Digital workplaces allow employees to work from any location. This gives employees a chance to manage their personal and professional lives better, which in turn leads to enhanced employee satisfaction.
An increase in employee productivity and satisfaction leads to an increase in talent retention.
Modern workforce prefer cloud-based collaboration and communication tools for their ease of access and speed over traditional methods such as email or team workspaces.
Given the advantages, businesses are increasingly dedicating a major part of their IT budgets to building digital infrastructure to support digital workplaces. However, while building such workplaces, organisations need to carefully lay down a strategy so that the initiative doesn’t evolve into siloed implementation. Hence, an effective implementation and management of digital workplaces becomes critical as it needs to foster a culture of transparency and cohesiveness.
The following five pillars play a significant role in the management of digital workplaces:
A digital workplace is all about the employees’ ability to do their job by collaborating, communicating and connecting with others.
A functional digital workplace cannot be imagined without the integration of digital technologies such as cloud, artificial intelligence, machine learning, and data analytics into a company’s IT infrastructure.
Security and Control
While managing digital workplaces, enterprises need to ensure that they give their employees a safe platform for interaction and knowledge-sharing. This can be done by giving employees secure corporate log-in credentials for remote access. Further, they must establish stringent cybersecurity policies across the organisation and educate employees about ways they can safeguard their personal and corporate networks and devices.
Align with business objectives
A digital workplace, like any other workplace, is expected to deliver business value. Hence, it is essential to align such workplaces with business objectives.
Skilling of talent
Investing time and resources in creating and managing digital workplaces will prove to be futile, if the talent is not trained to use digital technologies. Hence, successful digital workplaces cannot be built or sustained without upskilling and reskilling of the talent.
In conclusion, a digital workplace must meet the evolving needs of the digital workforce.

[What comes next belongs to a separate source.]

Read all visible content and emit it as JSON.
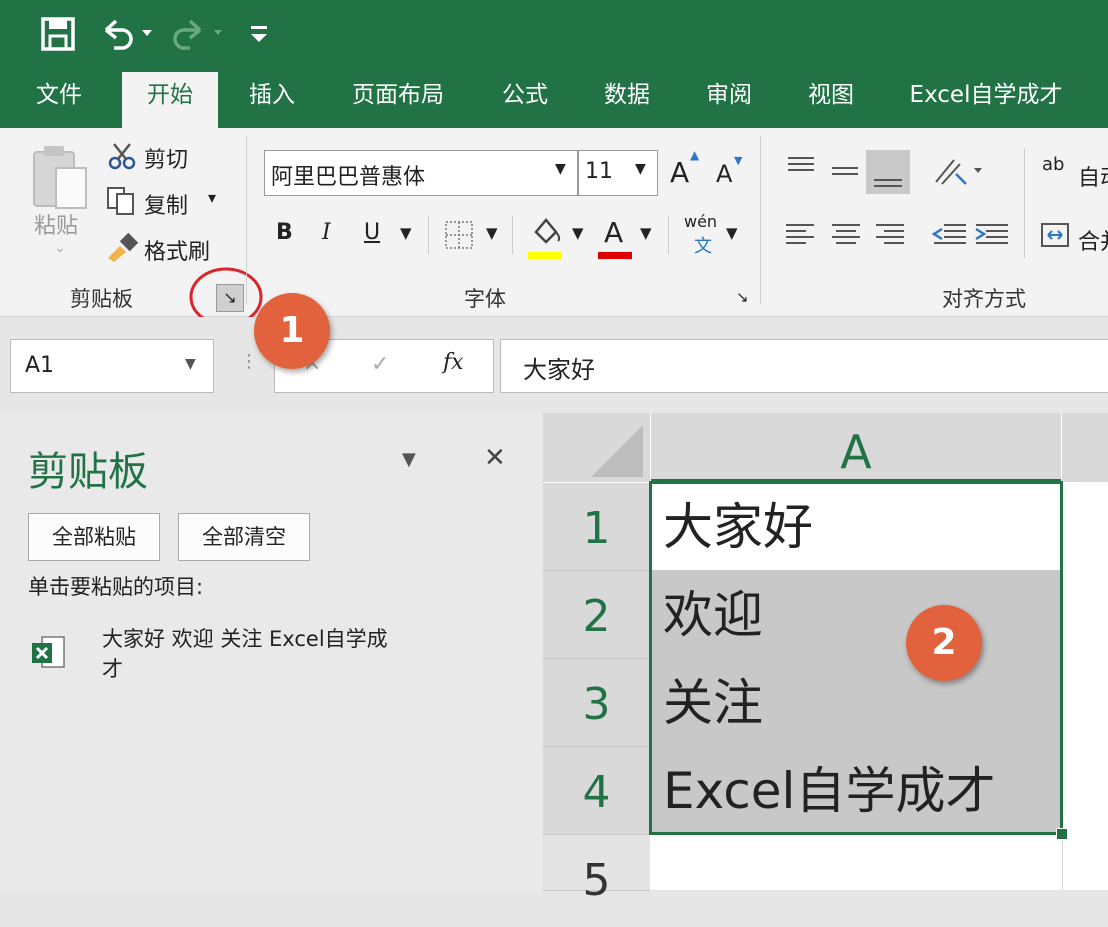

This can be achieved by aligning strategies with business goals and taking a human-centric approach.